What’s hot and what’s not at the auctions in 2014? Jeremy Thornton has the answers
At the start of every new year I’m always asked to predict what I think will be the ‘surprise stars’ of the auction room over the coming months. It’s a tricky question because I believe that the most important piece of advice to give anyone looking to add a piece to their home or collection is: “Buy what interests and stimulates you.” That said, there are some definite trends happening in the market for 2014. The demand for smaller items will continue, not just as seen in furniture but across the spectrum into other areas, including silver and pictures – the latter in particular appealing to a much wider audience. A good miniature is an exquisite example of the finest work of a portrait artist, relying more on technique to capture the sitter’s character than the scale of a full sized portrait.

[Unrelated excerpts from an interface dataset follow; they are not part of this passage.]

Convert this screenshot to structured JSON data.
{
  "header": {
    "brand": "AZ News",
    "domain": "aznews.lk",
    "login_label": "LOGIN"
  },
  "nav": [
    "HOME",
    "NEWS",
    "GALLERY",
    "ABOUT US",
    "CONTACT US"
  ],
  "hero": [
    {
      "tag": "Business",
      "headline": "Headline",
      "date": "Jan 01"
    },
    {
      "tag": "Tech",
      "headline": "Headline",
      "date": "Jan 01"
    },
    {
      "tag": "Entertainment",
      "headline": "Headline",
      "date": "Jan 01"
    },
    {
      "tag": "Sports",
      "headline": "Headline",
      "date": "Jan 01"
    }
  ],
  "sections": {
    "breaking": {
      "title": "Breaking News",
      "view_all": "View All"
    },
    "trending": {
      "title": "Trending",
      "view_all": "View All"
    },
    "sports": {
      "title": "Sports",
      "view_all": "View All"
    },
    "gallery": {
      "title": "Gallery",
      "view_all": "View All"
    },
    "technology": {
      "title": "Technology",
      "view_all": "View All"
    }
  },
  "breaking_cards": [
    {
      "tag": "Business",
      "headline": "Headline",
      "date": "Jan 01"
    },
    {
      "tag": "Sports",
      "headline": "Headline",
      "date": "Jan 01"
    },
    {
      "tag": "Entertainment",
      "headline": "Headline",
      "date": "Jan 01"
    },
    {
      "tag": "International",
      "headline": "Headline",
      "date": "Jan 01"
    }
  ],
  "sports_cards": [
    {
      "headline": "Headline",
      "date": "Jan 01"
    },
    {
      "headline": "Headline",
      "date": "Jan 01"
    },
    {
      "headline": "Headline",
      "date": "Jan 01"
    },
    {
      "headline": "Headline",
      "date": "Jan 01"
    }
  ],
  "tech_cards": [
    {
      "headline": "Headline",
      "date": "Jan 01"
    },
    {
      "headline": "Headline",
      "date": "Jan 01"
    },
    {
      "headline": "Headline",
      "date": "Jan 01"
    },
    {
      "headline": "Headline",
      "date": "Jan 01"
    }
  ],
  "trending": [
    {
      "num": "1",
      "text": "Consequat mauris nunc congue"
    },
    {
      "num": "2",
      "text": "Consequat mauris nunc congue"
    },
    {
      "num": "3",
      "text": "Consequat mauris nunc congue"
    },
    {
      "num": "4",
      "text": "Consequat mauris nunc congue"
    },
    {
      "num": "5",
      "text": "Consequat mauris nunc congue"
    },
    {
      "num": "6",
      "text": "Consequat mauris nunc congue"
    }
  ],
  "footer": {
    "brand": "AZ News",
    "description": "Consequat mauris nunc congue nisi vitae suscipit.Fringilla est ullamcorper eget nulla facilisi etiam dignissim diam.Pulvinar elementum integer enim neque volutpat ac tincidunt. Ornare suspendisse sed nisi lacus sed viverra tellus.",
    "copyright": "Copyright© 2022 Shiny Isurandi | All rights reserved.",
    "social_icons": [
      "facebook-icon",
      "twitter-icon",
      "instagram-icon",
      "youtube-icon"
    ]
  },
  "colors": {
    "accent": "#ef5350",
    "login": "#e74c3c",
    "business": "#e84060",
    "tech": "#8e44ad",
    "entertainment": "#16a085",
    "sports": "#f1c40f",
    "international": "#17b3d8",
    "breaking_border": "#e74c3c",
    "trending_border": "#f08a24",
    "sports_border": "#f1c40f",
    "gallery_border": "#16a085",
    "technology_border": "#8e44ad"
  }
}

I also have a hunch that 2014 will see a big surge in the popularity of items many would think to be a little mundane. Throwbacks such as Bakelite and early plastic will, I am sure, start to command the prices these originally innovative and ground-breaking items deserve. I see some really well-designed household and kitchen items coming under the hammer that would grace any modern home. It is a real surprise to me that despite the growing appreciation of good design, auction prices for many kitchen or basic household items from the 1930s and 1950s are still exceptionally good value. I am sure these values will rise, perhaps as the housing market improves – so start looking for the bargains now.
This year will undoubtedly see auction events commemorating the start of the First World War. We will see a large number of new discoveries, with auctions offering medals, trench art, letters from the front and similar artefacts. This market has been expanding rapidly over the last decade and prices are likely to continue to rise. The three medals awarded to most of the British servicemen that served from 1914 or 1915 are the British War Medal, the British Victory Medal and either the 1914 Star or the 1914-15 Star. They were irreverently referred to as Pip, Squeak, and Wilfred and the trio set will, I hope, inspire collectors to look into the history and stories behind these mementos of heroic actions and sacrifices.